Provided entries
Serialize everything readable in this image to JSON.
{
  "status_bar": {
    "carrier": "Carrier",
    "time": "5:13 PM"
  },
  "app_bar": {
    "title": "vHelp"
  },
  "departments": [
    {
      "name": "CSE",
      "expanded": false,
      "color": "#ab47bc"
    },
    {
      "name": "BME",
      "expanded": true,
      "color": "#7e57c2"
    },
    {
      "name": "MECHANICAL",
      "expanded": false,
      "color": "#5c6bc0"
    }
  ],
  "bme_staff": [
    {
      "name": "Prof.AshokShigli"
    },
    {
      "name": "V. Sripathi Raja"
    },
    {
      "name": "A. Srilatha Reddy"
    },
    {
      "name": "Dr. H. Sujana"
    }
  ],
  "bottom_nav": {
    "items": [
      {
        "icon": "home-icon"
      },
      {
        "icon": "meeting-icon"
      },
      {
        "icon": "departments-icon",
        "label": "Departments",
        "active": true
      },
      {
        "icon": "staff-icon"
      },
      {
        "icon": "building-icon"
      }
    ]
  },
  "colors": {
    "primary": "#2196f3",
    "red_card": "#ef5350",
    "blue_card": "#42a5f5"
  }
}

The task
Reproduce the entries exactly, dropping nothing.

Expected answer
Serialize everything readable in this image to JSON.
{
  "status_bar": {
    "carrier": "Carrier",
    "time": "5:13 PM"
  },
  "app_bar": {
    "title": "vHelp"
  },
  "departments": [
    {
      "name": "CSE",
      "expanded": false,
      "color": "#ab47bc"
    },
    {
      "name": "BME",
      "expanded": true,
      "color": "#7e57c2"
    },
    {
      "name": "MECHANICAL",
      "expanded": false,
      "color": "#5c6bc0"
    }
  ],
  "bme_staff": [
    {
      "name": "Prof.AshokShigli"
    },
    {
      "name": "V. Sripathi Raja"
    },
    {
      "name": "A. Srilatha Reddy"
    },
    {
      "name": "Dr. H. Sujana"
    }
  ],
  "bottom_nav": {
    "items": [
      {
        "icon": "home-icon"
      },
      {
        "icon": "meeting-icon"
      },
      {
        "icon": "departments-icon",
        "label": "Departments",
        "active": true
      },
      {
        "icon": "staff-icon"
      },
      {
        "icon": "building-icon"
      }
    ]
  },
  "colors": {
    "primary": "#2196f3",
    "red_card": "#ef5350",
    "blue_card": "#42a5f5"
  }
}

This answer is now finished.